Tardigrades also tend to live where they eat. For example, while water bears are aquatic and can be found in both fresh and saltwater areas throughout the world, they can also live on land so long as they are surrounded by dampness.

This often leads to piles of leaves and moss as popular areas for tardigrades to be found. Even if the moss is growing somewhere on land, the chances of finding a water bear in some damp lichen are high!

Is A Tardigrade Dangerous to Humans?

Tardigrades are not dangerous to humans. In fact, you will likely not ever know that one is near you without the help of a microscope. While many people find water bears to be adorable, some of you may not think this and you may be pleased to hear that a tardigrade is not easily seen.

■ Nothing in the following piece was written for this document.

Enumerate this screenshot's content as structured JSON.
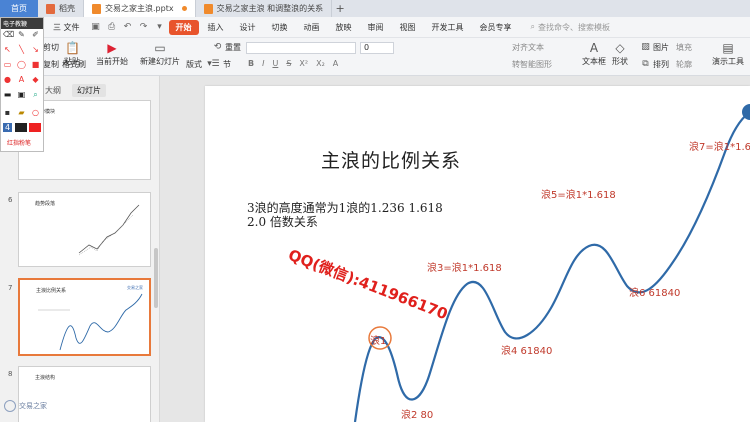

While tardigrades aren’t dangerous to humans, they are indestructible in many ways. Origins of Life and Evolution of the Biosphere researched tardigrades as beneficial creatures for space flight. Why might this be? Because of their natural ability to use cryptobiosis.

It is a well-known fact that tardigrades can survive just about anything with this unique skill, including drought, nuclear attack, and freezing temperatures. Using tardigrades in various research applications may give us more insight to human survival.

Water bears don’t even have to be in this slowed or nearly dead state in order to be tougher than humans. For example, tardigrades have been known to survive UV exposure, many chemical reactions, and wildly different swings in temperature, all in their normal state of being.

No, tardigrades are far too small to be of any danger or concern to humans. But their inherent ability to survive is something for us to be awed by and curious about. We can learn a lot from a microscopic animal like the water bear!

The photo featured at the top of this post is © Schokraie E, Warnken U, Hotz-Wagenblatt A, Grohme MA, Hengherr S, et al. (2012) / CC BY 2.5 – License / Original

Share on:
About the Author

August Croft is a writer at A-Z Animals where their primary focus is on astrology, symbolism, and gardening. August has been writing a variety of content for over 4 years and holds a Bachelor of Fine Arts Degree in Theater from Southern Oregon University, which they earned in 2014. They are currently working toward a professional certification in astrology and chart reading. A resident of Oregon, August enjoys playwriting, craft beer, and cooking seasonal recipes for their friends and high school sweetheart.

Thank you for reading! Have some feedback for us? Contact the AZ Animals editorial team.